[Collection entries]
━━━━━━━━━━━━━━━━

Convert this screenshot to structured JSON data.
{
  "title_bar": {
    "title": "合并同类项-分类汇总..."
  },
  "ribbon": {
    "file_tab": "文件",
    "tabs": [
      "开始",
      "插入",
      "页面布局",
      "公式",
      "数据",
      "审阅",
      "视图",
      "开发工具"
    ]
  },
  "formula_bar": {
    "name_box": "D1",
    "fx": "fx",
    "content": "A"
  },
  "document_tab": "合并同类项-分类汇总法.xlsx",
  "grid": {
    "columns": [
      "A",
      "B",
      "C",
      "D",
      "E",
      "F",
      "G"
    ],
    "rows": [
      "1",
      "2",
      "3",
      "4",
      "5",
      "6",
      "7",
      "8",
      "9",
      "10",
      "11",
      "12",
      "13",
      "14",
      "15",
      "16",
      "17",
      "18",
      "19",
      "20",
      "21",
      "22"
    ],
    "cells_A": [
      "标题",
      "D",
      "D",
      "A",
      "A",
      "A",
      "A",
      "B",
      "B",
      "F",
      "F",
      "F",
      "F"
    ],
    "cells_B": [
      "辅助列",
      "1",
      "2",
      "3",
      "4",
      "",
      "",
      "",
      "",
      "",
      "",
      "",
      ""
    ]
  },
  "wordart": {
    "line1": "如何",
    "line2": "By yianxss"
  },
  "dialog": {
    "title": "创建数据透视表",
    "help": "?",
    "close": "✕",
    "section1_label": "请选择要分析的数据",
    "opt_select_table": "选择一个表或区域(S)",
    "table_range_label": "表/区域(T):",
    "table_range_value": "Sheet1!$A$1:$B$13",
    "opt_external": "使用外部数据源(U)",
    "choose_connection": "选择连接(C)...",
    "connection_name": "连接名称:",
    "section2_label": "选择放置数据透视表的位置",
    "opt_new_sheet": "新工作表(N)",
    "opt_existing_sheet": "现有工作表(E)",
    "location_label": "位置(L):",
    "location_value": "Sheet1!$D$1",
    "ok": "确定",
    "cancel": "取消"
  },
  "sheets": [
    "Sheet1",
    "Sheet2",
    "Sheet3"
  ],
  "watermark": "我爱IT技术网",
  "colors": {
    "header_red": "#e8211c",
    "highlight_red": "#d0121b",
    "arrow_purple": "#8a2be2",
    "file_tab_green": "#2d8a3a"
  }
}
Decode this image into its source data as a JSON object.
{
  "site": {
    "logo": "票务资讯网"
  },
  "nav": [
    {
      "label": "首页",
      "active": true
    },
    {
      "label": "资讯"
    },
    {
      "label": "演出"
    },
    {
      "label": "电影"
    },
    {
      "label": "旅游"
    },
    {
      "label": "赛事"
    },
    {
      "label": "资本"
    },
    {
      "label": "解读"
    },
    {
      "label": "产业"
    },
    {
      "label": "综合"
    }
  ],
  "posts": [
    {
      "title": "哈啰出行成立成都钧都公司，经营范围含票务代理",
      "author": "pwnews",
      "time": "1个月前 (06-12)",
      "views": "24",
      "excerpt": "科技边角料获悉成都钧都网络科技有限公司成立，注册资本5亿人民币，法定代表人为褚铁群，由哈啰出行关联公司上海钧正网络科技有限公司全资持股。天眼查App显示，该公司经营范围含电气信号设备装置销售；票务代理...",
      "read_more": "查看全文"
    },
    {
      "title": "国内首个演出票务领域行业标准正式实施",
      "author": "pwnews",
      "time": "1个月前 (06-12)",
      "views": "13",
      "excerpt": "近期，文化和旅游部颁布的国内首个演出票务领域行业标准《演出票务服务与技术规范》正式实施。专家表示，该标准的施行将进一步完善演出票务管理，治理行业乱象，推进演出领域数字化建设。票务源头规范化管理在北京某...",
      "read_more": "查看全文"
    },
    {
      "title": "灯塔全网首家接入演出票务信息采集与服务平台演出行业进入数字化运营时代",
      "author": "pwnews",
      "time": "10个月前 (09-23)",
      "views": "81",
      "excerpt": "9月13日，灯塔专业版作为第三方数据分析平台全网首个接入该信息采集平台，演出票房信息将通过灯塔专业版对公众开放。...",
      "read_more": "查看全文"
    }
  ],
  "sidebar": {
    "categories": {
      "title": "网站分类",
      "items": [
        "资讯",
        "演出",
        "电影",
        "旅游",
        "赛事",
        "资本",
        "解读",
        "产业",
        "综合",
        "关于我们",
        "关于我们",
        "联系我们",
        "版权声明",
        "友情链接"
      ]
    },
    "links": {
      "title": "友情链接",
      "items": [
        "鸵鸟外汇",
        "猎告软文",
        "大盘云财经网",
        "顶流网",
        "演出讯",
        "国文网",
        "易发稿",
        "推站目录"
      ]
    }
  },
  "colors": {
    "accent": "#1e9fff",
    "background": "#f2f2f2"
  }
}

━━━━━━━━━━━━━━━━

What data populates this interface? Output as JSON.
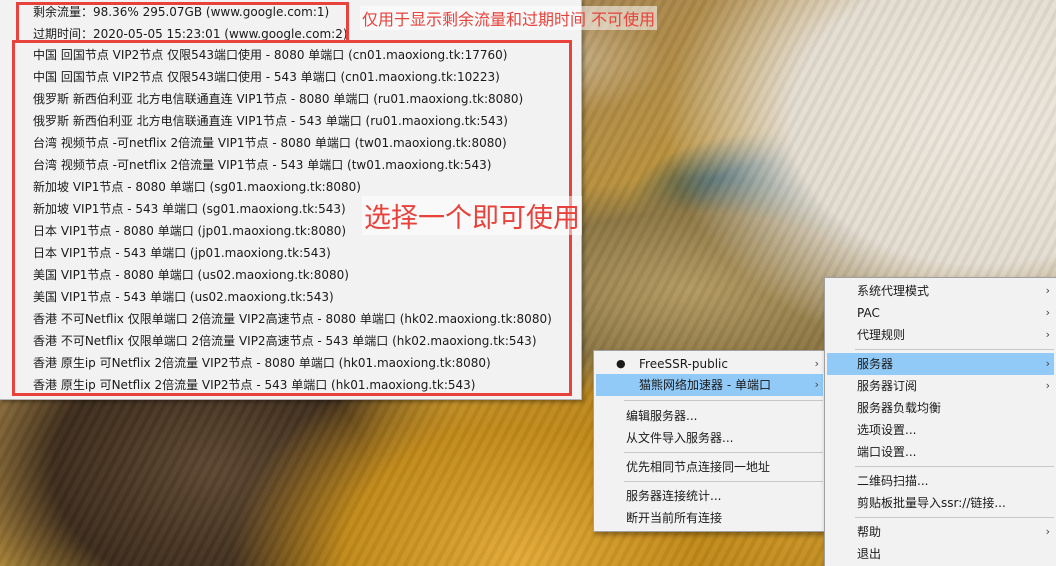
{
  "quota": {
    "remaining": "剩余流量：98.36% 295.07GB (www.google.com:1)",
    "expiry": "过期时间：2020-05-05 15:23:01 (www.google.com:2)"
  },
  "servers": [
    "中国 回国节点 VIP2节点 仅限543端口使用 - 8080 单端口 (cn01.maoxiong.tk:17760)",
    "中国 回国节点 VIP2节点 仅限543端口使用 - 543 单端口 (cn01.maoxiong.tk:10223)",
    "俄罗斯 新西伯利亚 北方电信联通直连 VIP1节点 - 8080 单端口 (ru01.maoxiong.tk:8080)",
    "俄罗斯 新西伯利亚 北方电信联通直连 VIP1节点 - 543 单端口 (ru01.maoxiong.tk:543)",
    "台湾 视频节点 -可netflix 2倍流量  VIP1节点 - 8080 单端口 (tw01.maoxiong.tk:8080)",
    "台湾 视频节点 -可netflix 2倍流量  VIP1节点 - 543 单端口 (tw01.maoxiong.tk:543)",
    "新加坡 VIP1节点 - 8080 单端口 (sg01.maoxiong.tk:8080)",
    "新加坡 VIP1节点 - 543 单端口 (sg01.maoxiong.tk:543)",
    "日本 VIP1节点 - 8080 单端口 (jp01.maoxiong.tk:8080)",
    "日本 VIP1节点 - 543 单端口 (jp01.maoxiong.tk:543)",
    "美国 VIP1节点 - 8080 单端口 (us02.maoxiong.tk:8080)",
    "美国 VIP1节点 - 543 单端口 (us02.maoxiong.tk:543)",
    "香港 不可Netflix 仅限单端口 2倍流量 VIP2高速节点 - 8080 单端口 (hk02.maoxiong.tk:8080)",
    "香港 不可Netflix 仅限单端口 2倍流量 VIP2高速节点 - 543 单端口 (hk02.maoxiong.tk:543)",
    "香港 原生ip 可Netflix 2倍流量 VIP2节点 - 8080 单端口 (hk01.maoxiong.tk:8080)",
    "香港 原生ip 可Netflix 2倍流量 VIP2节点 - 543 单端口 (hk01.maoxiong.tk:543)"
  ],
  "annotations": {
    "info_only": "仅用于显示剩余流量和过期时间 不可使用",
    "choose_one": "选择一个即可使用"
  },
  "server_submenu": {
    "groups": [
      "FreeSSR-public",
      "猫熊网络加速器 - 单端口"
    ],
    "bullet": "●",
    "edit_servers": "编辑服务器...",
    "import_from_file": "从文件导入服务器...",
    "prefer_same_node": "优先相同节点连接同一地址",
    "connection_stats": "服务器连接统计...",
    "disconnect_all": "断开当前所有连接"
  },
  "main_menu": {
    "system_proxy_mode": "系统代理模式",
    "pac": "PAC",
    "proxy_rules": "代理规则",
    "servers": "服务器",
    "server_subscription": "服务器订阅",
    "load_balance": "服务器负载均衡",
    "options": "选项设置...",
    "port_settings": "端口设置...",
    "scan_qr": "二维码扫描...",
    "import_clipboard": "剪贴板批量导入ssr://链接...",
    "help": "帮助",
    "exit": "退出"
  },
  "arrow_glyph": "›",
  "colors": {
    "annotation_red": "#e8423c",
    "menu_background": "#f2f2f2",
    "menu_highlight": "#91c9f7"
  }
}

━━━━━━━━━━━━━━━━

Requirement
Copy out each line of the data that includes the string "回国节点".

Exercise response
    "中国 回国节点 VIP2节点 仅限543端口使用 - 8080 单端口 (cn01.maoxiong.tk:17760)",
    "中国 回国节点 VIP2节点 仅限543端口使用 - 543 单端口 (cn01.maoxiong.tk:10223)",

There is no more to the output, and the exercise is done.